The lines below, all of them, should be returned exactly as they appear.

*** Opening Material provided ***

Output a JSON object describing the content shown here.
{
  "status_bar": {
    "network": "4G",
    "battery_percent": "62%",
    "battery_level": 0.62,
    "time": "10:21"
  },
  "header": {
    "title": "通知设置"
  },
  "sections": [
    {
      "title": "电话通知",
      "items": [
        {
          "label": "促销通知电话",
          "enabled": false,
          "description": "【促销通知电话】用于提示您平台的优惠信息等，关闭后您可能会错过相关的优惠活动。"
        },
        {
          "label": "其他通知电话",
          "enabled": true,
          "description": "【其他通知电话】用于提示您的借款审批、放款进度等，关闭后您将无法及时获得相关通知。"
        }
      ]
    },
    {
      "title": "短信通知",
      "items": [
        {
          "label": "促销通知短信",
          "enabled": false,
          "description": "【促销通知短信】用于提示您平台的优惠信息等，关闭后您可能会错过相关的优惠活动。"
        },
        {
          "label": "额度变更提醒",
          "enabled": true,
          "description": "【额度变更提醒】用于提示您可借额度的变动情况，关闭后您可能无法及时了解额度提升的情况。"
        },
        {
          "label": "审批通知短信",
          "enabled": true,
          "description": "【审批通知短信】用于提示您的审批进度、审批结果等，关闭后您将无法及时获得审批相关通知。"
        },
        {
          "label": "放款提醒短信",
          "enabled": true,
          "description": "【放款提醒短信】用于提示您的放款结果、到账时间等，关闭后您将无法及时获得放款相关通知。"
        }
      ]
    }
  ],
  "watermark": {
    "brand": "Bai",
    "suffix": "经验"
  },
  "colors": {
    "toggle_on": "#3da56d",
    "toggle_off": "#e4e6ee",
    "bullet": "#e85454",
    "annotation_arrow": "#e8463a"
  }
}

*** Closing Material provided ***

### Written answer
Output a JSON object describing the content shown here.
{
  "status_bar": {
    "network": "4G",
    "battery_percent": "62%",
    "battery_level": 0.62,
    "time": "10:21"
  },
  "header": {
    "title": "通知设置"
  },
  "sections": [
    {
      "title": "电话通知",
      "items": [
        {
          "label": "促销通知电话",
          "enabled": false,
          "description": "【促销通知电话】用于提示您平台的优惠信息等，关闭后您可能会错过相关的优惠活动。"
        },
        {
          "label": "其他通知电话",
          "enabled": true,
          "description": "【其他通知电话】用于提示您的借款审批、放款进度等，关闭后您将无法及时获得相关通知。"
        }
      ]
    },
    {
      "title": "短信通知",
      "items": [
        {
          "label": "促销通知短信",
          "enabled": false,
          "description": "【促销通知短信】用于提示您平台的优惠信息等，关闭后您可能会错过相关的优惠活动。"
        },
        {
          "label": "额度变更提醒",
          "enabled": true,
          "description": "【额度变更提醒】用于提示您可借额度的变动情况，关闭后您可能无法及时了解额度提升的情况。"
        },
        {
          "label": "审批通知短信",
          "enabled": true,
          "description": "【审批通知短信】用于提示您的审批进度、审批结果等，关闭后您将无法及时获得审批相关通知。"
        },
        {
          "label": "放款提醒短信",
          "enabled": true,
          "description": "【放款提醒短信】用于提示您的放款结果、到账时间等，关闭后您将无法及时获得放款相关通知。"
        }
      ]
    }
  ],
  "watermark": {
    "brand": "Bai",
    "suffix": "经验"
  },
  "colors": {
    "toggle_on": "#3da56d",
    "toggle_off": "#e4e6ee",
    "bullet": "#e85454",
    "annotation_arrow": "#e8463a"
  }
}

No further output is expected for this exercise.